[Data records for software interfaces]
====================

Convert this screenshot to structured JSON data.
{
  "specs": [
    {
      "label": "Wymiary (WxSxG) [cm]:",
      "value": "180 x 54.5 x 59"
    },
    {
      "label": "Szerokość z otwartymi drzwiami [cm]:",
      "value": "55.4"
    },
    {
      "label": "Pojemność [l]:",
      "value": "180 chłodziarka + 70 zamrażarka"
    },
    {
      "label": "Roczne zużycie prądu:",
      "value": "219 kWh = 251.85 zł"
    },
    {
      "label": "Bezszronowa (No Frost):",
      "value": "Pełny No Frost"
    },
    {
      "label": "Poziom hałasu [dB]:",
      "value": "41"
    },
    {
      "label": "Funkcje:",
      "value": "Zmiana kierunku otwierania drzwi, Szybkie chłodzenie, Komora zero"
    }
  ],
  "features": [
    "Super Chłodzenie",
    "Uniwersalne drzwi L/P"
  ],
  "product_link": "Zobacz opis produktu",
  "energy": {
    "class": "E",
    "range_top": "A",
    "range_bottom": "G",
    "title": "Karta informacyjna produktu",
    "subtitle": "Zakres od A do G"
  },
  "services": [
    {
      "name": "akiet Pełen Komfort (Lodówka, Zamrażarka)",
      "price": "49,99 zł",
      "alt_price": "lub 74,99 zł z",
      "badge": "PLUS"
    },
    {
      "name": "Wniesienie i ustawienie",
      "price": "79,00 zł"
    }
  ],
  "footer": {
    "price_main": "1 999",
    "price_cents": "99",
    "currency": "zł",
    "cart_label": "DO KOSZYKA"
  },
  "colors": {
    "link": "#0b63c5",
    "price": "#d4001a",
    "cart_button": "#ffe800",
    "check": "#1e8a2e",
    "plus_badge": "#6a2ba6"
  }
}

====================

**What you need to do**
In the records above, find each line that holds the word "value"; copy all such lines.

**Response to the exercise**
      "value": "180 x 54.5 x 59"
      "value": "55.4"
      "value": "180 chłodziarka + 70 zamrażarka"
      "value": "219 kWh = 251.85 zł"
      "value": "Pełny No Frost"
      "value": "41"
      "value": "Zmiana kierunku otwierania drzwi, Szybkie chłodzenie, Komora zero"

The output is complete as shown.